Dance Claimed Me: Pearl Primus
[ view PDF ]

A review of The Dance Claimed Me: a Biography of Pearl Primus byPeggy & Murray Schwartz by reviewer Daryl L. Harris (Associate Professor of Theatre and Dance, Department of Theatre and Dance, Northern Kentucky University).


Ota Benga Under My Mother’s Roof
[ view PDF ]

A review of Ota Benga Under My Mother’s Roof by Carrie Allen McCray with an introduction by Kevin Simmonds reviewed by T. Anantha Vijayah (Assistant Professor, Gandhigram Rural Institute, Deemed University). 


Books of Interest
[ view PDF ]

A View from The East: Black Cultural Nationalism and Education in New York City. Understanding Organizational Leadership Through Ubuntu. Africans in China: A Sociocultural Study and its Implications on Africa-China Relations. Writing the Afro-Hispanic: Essays on Africa and Africans in the Spanish Caribbean. We Will Shoot Back: Armed Resistance in the Mississippi Freedom Movement.

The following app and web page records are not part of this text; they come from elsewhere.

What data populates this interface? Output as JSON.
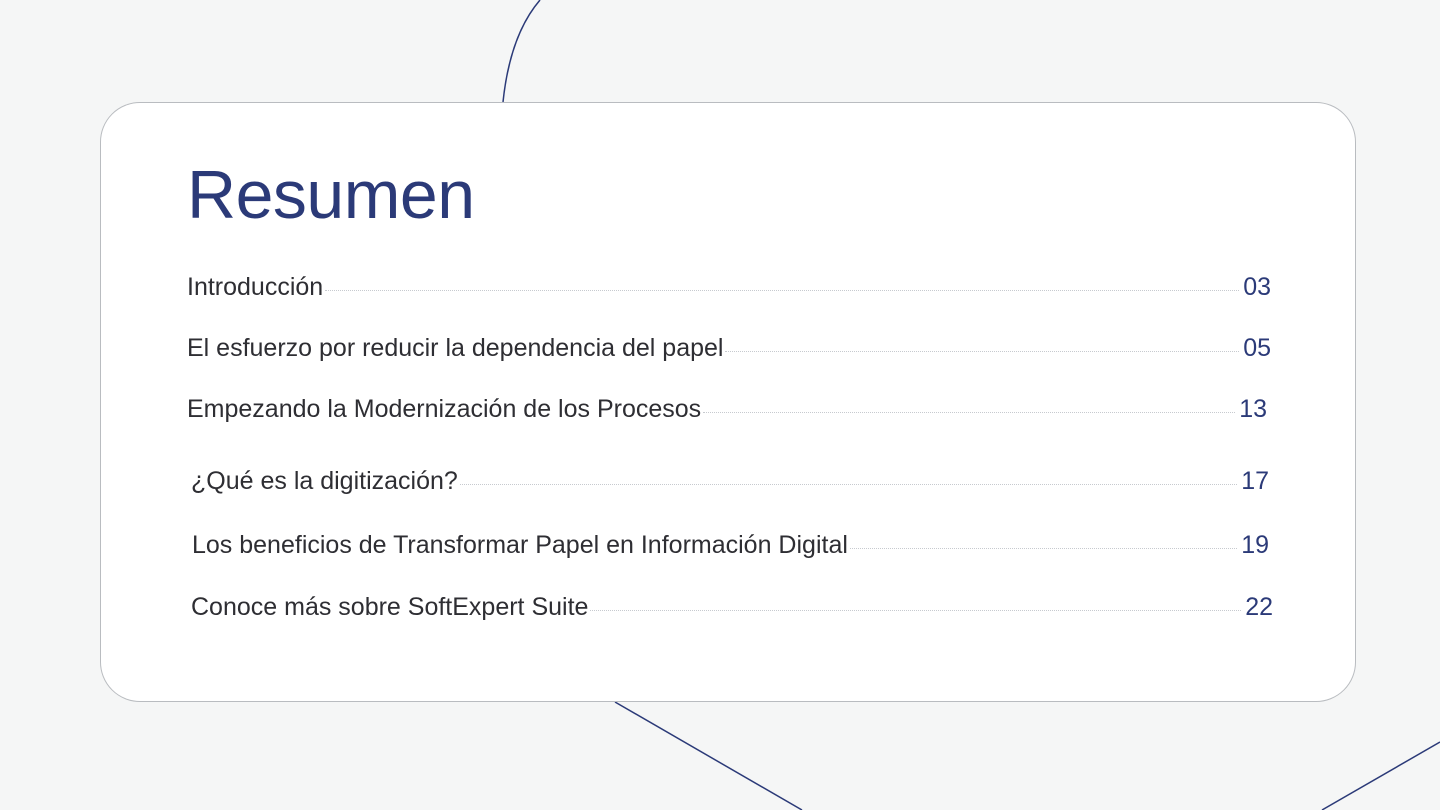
{
  "title": "Resumen",
  "toc": [
    {
      "label": "Introducción",
      "page": "03"
    },
    {
      "label": "El esfuerzo por reducir la dependencia del papel",
      "page": "05"
    },
    {
      "label": "Empezando la Modernización de los Procesos",
      "page": "13"
    },
    {
      "label": "¿Qué es la digitización?",
      "page": "17"
    },
    {
      "label": "Los beneficios de Transformar Papel en Información Digital",
      "page": "19"
    },
    {
      "label": "Conoce más sobre SoftExpert Suite",
      "page": "22"
    }
  ],
  "colors": {
    "accent": "#2b3a78",
    "background": "#f5f6f6",
    "card": "#ffffff",
    "text": "#2e2e33",
    "leader": "#c7cacf"
  }
}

Copyright © 1987-2015 JPAS.  All Rights Reserved. Designed by Chita Oje | Bizy Spot